● **Exercise goal**
Which lines in the entries below contain the string "PLOT"? Show each of them in full.

● **Entries provided**
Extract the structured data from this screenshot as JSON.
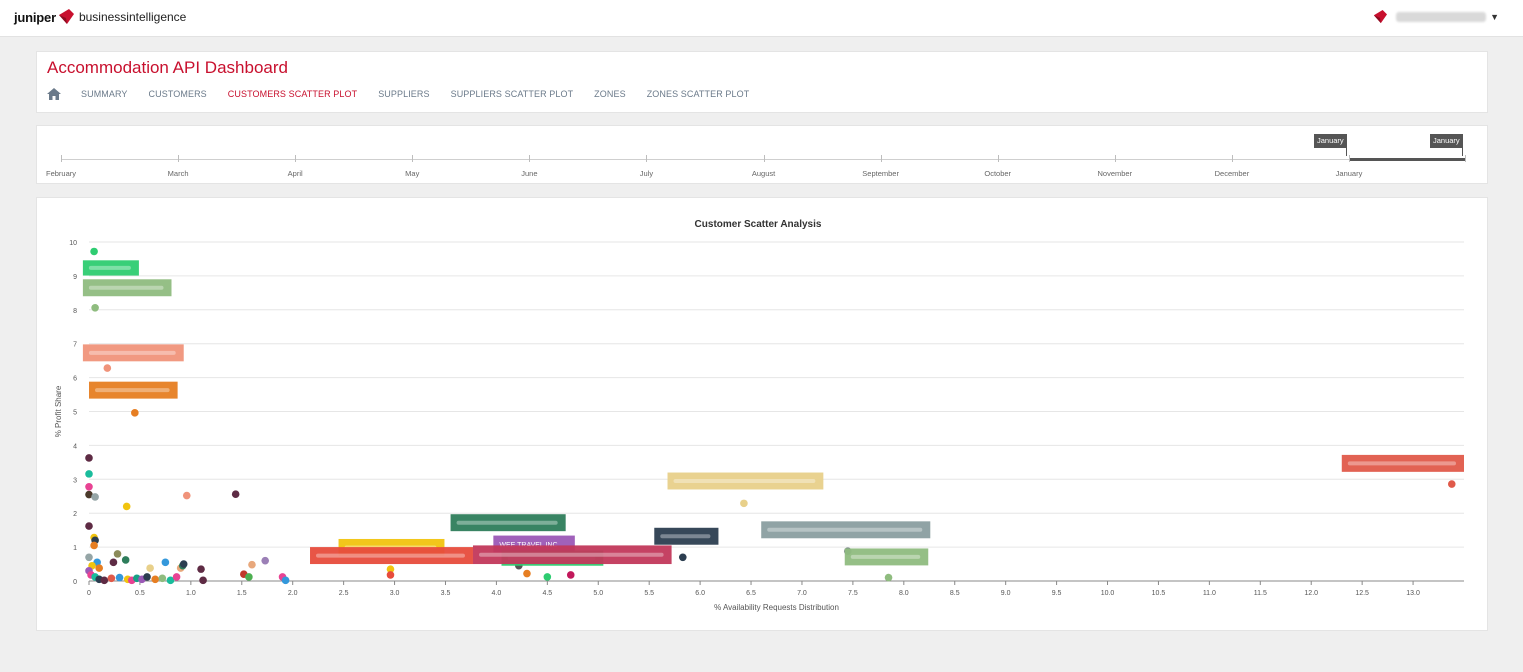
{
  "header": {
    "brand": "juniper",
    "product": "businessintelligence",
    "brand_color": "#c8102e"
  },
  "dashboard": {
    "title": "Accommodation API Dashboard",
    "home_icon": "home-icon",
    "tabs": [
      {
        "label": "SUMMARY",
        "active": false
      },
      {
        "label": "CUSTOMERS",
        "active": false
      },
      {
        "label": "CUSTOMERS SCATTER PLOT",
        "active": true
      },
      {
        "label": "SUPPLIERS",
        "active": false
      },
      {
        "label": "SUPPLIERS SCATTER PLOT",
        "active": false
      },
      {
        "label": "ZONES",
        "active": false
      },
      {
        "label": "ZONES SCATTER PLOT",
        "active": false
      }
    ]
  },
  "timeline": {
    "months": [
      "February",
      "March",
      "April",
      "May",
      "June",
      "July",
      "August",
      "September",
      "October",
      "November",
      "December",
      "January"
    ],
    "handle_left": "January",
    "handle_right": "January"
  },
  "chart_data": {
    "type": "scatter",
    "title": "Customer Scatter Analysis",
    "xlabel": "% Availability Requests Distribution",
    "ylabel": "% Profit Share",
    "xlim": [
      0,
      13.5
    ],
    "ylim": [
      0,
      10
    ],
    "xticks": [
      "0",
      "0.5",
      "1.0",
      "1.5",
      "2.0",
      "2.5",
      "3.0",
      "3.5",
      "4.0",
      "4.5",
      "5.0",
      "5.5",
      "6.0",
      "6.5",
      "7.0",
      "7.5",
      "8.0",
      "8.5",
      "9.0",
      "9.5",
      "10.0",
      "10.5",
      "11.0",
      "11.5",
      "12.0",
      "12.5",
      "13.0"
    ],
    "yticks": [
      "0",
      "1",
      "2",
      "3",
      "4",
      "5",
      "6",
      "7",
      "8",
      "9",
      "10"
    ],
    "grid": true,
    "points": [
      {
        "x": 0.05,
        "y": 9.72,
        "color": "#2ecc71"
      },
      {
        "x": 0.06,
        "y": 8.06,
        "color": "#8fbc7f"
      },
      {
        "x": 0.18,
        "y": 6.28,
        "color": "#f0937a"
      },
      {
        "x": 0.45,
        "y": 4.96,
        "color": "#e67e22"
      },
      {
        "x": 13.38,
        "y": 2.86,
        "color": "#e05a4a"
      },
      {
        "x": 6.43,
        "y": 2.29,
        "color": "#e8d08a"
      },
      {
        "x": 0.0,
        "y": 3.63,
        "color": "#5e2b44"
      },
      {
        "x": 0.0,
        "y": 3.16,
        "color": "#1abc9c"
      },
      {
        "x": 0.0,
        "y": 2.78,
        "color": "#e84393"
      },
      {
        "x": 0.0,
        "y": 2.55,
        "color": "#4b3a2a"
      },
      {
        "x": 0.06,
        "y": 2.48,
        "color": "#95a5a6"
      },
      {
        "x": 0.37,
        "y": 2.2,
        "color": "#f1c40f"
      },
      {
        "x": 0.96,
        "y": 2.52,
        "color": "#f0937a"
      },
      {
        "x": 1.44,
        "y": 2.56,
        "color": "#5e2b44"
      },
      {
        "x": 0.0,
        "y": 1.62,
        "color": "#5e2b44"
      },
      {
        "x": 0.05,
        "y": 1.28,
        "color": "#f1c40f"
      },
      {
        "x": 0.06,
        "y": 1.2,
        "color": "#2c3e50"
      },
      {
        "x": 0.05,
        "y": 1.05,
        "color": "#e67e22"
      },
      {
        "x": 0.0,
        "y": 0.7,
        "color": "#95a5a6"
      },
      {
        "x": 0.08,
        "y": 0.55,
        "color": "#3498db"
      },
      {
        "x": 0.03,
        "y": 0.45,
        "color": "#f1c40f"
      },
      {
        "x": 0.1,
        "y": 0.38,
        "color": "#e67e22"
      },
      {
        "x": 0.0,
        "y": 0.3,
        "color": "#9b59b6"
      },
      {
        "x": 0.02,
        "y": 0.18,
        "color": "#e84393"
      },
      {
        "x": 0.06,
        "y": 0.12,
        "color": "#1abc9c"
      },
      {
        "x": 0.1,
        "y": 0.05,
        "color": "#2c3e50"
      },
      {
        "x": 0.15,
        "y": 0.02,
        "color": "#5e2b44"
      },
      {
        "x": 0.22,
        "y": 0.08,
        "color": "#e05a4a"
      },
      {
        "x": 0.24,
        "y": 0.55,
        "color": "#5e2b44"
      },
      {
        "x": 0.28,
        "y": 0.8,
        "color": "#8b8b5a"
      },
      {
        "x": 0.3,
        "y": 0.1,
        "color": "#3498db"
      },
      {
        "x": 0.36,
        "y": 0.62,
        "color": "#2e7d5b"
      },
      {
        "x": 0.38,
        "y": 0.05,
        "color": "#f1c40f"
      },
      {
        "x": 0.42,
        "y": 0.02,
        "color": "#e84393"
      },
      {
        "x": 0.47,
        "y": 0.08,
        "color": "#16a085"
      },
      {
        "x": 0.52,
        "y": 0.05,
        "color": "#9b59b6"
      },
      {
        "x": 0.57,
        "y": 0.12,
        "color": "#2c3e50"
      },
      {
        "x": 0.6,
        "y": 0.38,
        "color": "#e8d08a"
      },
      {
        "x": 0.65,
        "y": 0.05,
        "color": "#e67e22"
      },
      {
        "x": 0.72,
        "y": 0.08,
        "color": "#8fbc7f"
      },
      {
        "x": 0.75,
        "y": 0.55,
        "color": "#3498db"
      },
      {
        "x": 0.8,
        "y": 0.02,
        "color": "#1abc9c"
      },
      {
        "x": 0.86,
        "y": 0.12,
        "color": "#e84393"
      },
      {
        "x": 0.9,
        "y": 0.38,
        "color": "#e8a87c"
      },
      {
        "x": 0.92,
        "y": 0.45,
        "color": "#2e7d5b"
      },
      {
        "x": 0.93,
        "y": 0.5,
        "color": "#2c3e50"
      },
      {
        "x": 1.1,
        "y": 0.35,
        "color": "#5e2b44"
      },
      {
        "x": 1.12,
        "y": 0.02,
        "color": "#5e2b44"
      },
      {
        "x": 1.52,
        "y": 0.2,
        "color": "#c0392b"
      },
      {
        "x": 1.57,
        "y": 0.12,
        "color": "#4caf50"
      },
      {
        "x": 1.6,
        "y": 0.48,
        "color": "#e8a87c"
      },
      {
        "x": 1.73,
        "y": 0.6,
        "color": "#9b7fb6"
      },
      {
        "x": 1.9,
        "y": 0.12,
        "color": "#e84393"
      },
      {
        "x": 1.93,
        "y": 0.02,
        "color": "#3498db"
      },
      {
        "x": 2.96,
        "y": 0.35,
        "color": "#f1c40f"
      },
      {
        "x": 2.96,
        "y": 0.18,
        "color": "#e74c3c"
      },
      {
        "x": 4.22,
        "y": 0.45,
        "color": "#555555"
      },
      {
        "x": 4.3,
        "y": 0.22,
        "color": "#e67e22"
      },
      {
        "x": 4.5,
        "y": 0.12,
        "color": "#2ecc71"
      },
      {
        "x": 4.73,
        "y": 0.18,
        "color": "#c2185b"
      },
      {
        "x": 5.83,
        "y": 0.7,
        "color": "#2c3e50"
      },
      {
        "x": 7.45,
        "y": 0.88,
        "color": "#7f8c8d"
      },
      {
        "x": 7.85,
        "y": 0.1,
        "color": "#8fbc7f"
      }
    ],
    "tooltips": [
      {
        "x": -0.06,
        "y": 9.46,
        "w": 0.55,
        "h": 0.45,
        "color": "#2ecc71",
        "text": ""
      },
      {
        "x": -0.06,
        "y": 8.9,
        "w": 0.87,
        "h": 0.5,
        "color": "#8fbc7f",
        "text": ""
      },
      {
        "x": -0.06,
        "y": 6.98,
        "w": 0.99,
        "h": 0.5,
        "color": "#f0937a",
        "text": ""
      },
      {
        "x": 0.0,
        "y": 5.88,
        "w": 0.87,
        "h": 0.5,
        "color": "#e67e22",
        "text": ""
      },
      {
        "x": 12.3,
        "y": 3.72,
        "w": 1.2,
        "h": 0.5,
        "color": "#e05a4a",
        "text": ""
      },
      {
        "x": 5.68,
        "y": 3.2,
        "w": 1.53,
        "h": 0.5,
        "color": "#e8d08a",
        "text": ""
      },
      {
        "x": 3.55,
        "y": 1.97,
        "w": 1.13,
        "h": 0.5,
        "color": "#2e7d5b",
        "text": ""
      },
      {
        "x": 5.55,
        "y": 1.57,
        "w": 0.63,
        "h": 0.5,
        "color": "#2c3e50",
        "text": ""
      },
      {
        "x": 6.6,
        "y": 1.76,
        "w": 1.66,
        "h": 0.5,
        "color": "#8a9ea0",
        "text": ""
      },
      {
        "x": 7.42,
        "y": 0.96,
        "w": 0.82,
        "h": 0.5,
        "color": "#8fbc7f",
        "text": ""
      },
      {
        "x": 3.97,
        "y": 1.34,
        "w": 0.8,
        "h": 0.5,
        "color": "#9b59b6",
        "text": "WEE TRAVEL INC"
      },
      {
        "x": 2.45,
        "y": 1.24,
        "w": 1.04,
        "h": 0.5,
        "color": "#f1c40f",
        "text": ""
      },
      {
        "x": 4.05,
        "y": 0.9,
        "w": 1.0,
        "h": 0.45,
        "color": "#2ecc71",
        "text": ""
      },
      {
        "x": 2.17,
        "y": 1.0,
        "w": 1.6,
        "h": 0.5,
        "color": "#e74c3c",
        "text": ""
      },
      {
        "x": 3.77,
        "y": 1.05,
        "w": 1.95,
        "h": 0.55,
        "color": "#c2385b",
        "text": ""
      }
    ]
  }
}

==

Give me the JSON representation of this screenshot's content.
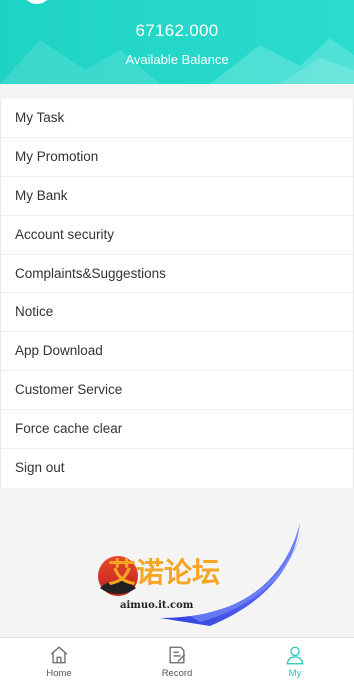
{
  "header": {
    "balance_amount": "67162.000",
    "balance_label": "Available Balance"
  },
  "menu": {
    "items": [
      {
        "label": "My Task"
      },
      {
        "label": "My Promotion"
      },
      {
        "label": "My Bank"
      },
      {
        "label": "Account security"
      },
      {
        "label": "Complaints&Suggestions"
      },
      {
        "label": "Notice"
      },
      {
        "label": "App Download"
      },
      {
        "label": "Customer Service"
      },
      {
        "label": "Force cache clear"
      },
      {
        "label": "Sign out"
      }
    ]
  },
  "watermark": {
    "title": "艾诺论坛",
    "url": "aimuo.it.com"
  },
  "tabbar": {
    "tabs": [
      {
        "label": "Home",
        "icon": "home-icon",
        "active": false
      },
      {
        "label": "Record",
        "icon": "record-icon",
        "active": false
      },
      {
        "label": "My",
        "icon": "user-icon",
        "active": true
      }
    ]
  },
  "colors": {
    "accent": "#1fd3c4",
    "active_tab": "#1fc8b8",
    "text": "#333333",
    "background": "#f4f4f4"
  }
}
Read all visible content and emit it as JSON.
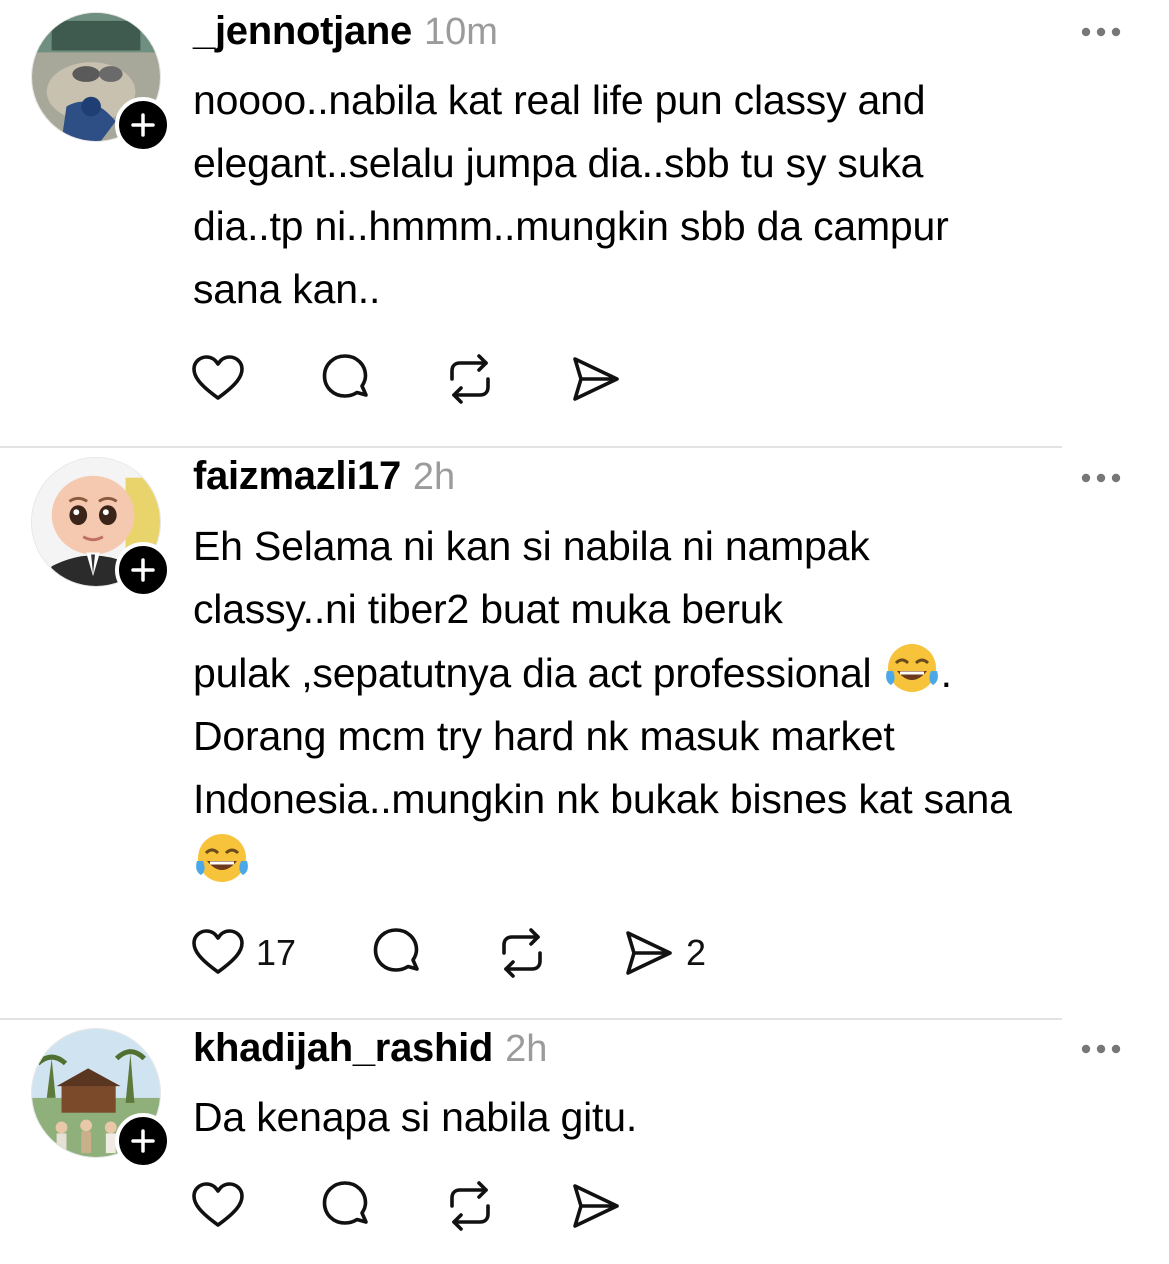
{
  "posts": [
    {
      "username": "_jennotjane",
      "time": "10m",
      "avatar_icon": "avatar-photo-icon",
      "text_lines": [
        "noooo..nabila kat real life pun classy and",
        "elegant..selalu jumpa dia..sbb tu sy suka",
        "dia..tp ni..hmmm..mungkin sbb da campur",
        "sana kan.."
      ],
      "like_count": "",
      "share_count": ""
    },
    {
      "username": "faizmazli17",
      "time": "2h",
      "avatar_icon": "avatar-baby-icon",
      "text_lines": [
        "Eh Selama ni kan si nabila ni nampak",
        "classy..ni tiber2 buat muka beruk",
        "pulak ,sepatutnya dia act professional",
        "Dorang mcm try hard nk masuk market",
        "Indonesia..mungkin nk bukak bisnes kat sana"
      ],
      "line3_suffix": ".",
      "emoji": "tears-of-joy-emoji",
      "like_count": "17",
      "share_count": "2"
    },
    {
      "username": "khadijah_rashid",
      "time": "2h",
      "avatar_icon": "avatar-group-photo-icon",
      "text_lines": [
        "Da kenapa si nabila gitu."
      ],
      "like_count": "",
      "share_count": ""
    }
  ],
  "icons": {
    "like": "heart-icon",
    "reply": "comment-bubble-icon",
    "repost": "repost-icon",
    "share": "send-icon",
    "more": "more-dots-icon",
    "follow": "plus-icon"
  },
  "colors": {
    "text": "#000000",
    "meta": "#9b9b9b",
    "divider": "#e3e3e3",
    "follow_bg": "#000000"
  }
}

● **Expected output**
        "label": "CUSTOMERS SCATTER PLOT",
        "label": "SUPPLIERS SCATTER PLOT",
        "label": "ZONES SCATTER PLOT",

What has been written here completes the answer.